Don't get me wrong, I am all for second chances, am out for the players, and enjoy watching Peralta play, but a 4 year contract for that kind of money, makes little sense for the integrity of the game. I understand that the Cardinals broke no rule with the signing, but if the baseball powers do not truly care about the morality of it all, why should I?

All parties involved seem to agree that the existing deterrent of 50 games is not working, so addressing that is paramount. A suggestion to MLB - make the players caught using, prove themselves again. One-year contracts, conditional on staying clean, is the maximum a player should get after any PED use. Player results, after the clean year, will dictate if a long term contract is in order, and if it turns out that way, more power to the player and I will be happy for them.

MLB Doing the Impossible

I am no longer much of a fan of football, sorry to say. The information that has come out about the concussion issues, players' health, and the apparent cover up of it all by the powers, has turned me off. I still watch occasionally, I know I am a hypocrite, but the game is not the same, as I see hit after hit, think about players' lives after football, and wonder if it is worth it all.

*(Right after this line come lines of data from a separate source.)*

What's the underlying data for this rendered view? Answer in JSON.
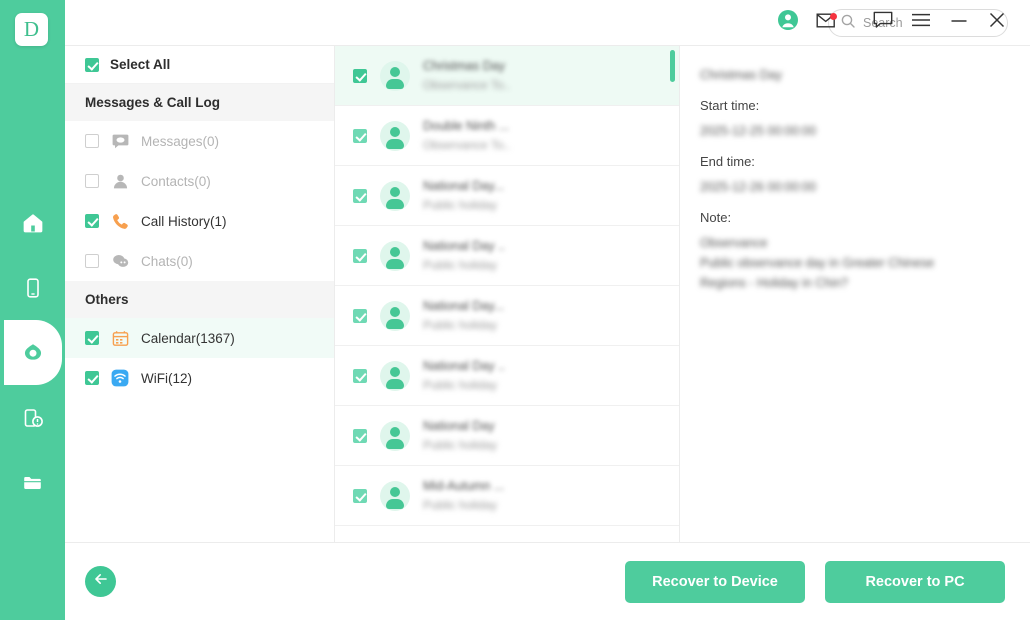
{
  "app": {
    "logo_letter": "D",
    "accent_color": "#4ecc9d",
    "accent_dark": "#3fc795",
    "badge_color": "#f5333f"
  },
  "rail": {
    "items": [
      {
        "name": "home-icon",
        "label": "Home"
      },
      {
        "name": "device-icon",
        "label": "Device"
      },
      {
        "name": "recover-icon",
        "label": "Recover"
      },
      {
        "name": "repair-icon",
        "label": "Repair"
      },
      {
        "name": "files-icon",
        "label": "Files"
      }
    ]
  },
  "titlebar": {
    "icons": [
      {
        "name": "account-icon",
        "label": "Account"
      },
      {
        "name": "mail-icon",
        "label": "Messages",
        "badge": true
      },
      {
        "name": "feedback-icon",
        "label": "Feedback"
      },
      {
        "name": "menu-icon",
        "label": "Menu"
      },
      {
        "name": "minimize-icon",
        "label": "Minimize"
      },
      {
        "name": "close-icon",
        "label": "Close"
      }
    ]
  },
  "categories": {
    "select_all_label": "Select All",
    "select_all_checked": true,
    "groups": [
      {
        "title": "Messages & Call Log",
        "items": [
          {
            "label": "Messages(0)",
            "checked": false,
            "disabled": true,
            "icon": "messages-icon"
          },
          {
            "label": "Contacts(0)",
            "checked": false,
            "disabled": true,
            "icon": "contacts-icon"
          },
          {
            "label": "Call History(1)",
            "checked": true,
            "disabled": false,
            "icon": "call-history-icon"
          },
          {
            "label": "Chats(0)",
            "checked": false,
            "disabled": true,
            "icon": "chats-icon"
          }
        ]
      },
      {
        "title": "Others",
        "items": [
          {
            "label": "Calendar(1367)",
            "checked": true,
            "disabled": false,
            "icon": "calendar-icon",
            "selected": true
          },
          {
            "label": "WiFi(12)",
            "checked": true,
            "disabled": false,
            "icon": "wifi-icon"
          }
        ]
      }
    ]
  },
  "search": {
    "placeholder": "Search",
    "value": "",
    "icon": "search-icon"
  },
  "list": {
    "rows": [
      {
        "title": "Christmas Day",
        "subtitle": "Observance To..",
        "checked": true,
        "active": true
      },
      {
        "title": "Double Ninth ...",
        "subtitle": "Observance To..",
        "checked": true,
        "active": false
      },
      {
        "title": "National Day...",
        "subtitle": "Public holiday",
        "checked": true,
        "active": false
      },
      {
        "title": "National Day ..",
        "subtitle": "Public holiday",
        "checked": true,
        "active": false
      },
      {
        "title": "National Day...",
        "subtitle": "Public holiday",
        "checked": true,
        "active": false
      },
      {
        "title": "National Day ..",
        "subtitle": "Public holiday",
        "checked": true,
        "active": false
      },
      {
        "title": "National Day",
        "subtitle": "Public holiday",
        "checked": true,
        "active": false
      },
      {
        "title": "Mid-Autumn ...",
        "subtitle": "Public holiday",
        "checked": true,
        "active": false
      }
    ]
  },
  "detail": {
    "title": "Christmas Day",
    "start_time_label": "Start time:",
    "start_time_value": "2025-12-25 00:00:00",
    "end_time_label": "End time:",
    "end_time_value": "2025-12-26 00:00:00",
    "note_label": "Note:",
    "note_lines": [
      "Observance",
      "Public observance day in Greater Chinese",
      "Regions - Holiday in Chin?"
    ]
  },
  "footer": {
    "back_icon": "back-arrow-icon",
    "recover_to_device_label": "Recover to Device",
    "recover_to_pc_label": "Recover to PC"
  }
}
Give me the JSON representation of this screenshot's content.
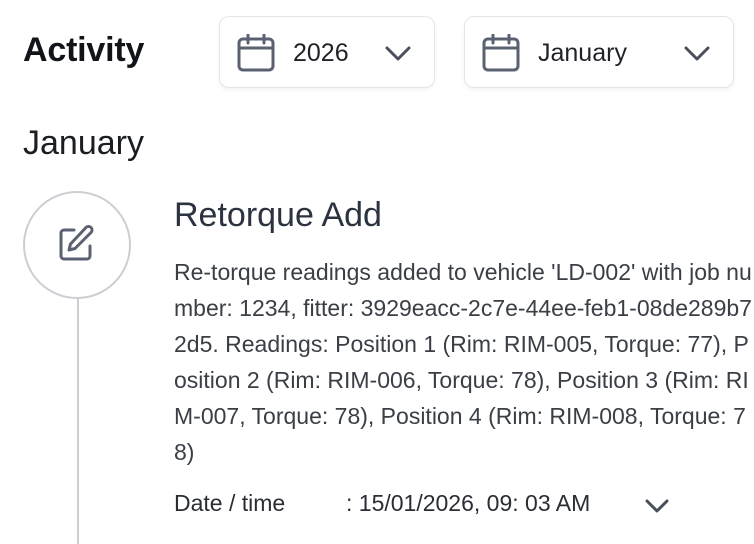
{
  "header": {
    "title": "Activity",
    "year_select": {
      "value": "2026",
      "icon": "calendar-icon"
    },
    "month_select": {
      "value": "January",
      "icon": "calendar-icon"
    }
  },
  "section": {
    "heading": "January"
  },
  "events": [
    {
      "icon": "edit-icon",
      "title": "Retorque Add",
      "description": "Re-torque readings added to vehicle 'LD-002' with job number: 1234, fitter: 3929eacc-2c7e-44ee-feb1-08de289b72d5. Readings: Position 1 (Rim: RIM-005, Torque: 77), Position 2 (Rim: RIM-006, Torque: 78), Position 3 (Rim: RIM-007, Torque: 78), Position 4 (Rim: RIM-008, Torque: 78)",
      "datetime_label": "Date / time",
      "datetime_value": ": 15/01/2026, 09: 03 AM"
    }
  ],
  "colors": {
    "text": "#1f2328",
    "border": "#e3e5e8",
    "timeline": "#cbced3",
    "icon": "#5a6170"
  }
}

The reason for my NFL talk is that the steroid issue in MLB may put me in the same boat, if things do not improve soon. I love the game and major league baseball, so it is impossible to think of tuning it out, but I cannot watch MLB any more without wondering, is he clean, is he clean, how about him? The same credibility issue, all these years after the PED notable years, is a shame. Just hoping this situation goes away soon, with sufficient penalties to deter the PED usage, before I go into the I-don't-care-anymore bleacher seats.

Where's the Common Sense?

This recent situation, where the St. Louis Cardinals seem to care little, hurts. Exactly who is responsible for policing the game? Maybe the answer lies with having two leagues, the steroid league and the non-steroid one, but that would never work, as most fans, media, owners, etc. will gravitate towards the steroid league, because, the apparent message indicates that crime pays and apathy abounds.

Finally, I do not have the answers for baseball and do not mean to sound "Holier than thou," but where is the common sense? I know that answer, as I know something about youth sports - common sense in youth sports does not lead to common practice, because it is one's own child involved, and one's own money youth sports just learning from pro sports, I guess.



About Jack Perconte

After playing major league baseball, Jack Perconte has taught baseball and softball since 1988 and offered valuable coaching training too. He has helped numerous youth players reach their potential, as well as having helped parents and coaches navigate their way through the challenging world of youth sports. Jack is one of the leading authorities in the areas of youth baseball training and coaching training advice.

All Jack Perconte articles are used with copyright permission.

Get Jack's Books on Amazon

latest comments

There are 0 comments on "Shame on MLB, but where is the Outrage?"




post a comment

(If you're a human, don't change the following field)
Your first name.
(If you're a human, don't change the following field)
Your first name.
(If you're a human, don't change the following field)
Your first name.
This question is for testing whether or not you are a human visitor and to prevent automated spam submissions.
Enter the characters shown in the image.